_Problem statement_: Report the count of lines in the listing below that include the string "true", with no other text.

═══ Task inputs ═══

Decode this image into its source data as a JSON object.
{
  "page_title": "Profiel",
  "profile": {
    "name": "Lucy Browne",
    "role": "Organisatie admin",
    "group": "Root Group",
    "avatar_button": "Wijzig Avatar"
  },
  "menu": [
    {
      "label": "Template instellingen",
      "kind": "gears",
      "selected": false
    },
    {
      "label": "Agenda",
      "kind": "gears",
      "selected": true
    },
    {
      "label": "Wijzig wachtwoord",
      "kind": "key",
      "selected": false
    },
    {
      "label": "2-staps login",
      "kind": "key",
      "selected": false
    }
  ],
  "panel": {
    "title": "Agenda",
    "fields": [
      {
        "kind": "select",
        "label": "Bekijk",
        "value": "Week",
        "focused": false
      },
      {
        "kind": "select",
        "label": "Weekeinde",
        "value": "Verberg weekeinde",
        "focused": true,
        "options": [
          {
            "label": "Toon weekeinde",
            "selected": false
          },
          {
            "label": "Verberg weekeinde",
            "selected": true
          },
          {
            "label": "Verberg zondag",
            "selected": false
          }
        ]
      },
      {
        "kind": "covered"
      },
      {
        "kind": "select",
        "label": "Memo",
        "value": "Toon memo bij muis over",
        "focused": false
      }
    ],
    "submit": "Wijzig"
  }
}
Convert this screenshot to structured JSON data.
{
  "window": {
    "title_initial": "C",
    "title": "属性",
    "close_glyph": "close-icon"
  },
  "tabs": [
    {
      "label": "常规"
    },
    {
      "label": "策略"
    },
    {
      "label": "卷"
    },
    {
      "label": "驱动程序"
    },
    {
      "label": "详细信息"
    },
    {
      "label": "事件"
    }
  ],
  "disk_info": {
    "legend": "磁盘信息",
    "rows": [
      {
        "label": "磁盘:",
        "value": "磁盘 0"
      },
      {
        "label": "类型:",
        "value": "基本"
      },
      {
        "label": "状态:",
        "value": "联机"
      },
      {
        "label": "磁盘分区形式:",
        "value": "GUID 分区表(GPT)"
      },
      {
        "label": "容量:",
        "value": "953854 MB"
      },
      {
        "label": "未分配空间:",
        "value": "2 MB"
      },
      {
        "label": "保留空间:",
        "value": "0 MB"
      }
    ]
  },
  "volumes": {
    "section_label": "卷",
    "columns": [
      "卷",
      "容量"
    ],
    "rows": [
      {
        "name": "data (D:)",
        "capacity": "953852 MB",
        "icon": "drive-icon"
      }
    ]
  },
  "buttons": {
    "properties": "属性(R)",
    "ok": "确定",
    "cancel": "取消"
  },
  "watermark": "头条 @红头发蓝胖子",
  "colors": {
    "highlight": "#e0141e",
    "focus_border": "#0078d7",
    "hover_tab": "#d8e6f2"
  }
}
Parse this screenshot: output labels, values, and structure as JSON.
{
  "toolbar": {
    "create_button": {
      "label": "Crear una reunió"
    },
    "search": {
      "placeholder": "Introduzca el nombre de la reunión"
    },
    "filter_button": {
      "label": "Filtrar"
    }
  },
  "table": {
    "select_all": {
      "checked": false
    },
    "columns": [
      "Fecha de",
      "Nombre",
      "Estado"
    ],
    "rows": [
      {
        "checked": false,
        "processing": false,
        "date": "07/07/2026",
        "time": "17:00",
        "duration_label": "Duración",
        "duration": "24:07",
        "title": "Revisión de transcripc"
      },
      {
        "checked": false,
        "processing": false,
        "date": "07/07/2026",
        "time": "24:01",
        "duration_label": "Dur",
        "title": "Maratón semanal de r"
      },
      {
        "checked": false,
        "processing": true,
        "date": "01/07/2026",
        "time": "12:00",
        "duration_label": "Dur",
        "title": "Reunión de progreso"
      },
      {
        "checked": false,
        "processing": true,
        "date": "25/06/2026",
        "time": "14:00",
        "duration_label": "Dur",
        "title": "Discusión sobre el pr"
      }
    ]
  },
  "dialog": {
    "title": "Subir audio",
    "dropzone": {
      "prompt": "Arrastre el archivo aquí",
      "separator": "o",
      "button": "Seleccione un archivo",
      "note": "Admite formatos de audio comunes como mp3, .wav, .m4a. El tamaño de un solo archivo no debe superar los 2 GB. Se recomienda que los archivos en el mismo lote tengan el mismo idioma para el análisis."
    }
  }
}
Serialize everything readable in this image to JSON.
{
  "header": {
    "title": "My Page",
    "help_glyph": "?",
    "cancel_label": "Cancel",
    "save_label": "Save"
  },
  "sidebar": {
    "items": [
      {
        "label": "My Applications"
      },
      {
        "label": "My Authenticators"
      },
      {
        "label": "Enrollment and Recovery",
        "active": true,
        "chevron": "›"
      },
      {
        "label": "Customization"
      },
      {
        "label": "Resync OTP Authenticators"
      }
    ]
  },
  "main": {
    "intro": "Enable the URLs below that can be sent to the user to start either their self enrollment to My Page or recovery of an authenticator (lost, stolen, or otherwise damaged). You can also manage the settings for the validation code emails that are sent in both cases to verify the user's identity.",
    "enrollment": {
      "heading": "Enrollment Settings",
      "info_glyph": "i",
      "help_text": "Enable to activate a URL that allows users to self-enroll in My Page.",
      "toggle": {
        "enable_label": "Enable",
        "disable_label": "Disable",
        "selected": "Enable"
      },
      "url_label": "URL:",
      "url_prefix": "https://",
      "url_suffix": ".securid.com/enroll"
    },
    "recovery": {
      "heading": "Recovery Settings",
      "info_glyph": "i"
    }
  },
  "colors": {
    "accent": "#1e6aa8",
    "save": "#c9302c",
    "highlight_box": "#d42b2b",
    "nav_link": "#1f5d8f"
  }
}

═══

_Solution for this task_: 6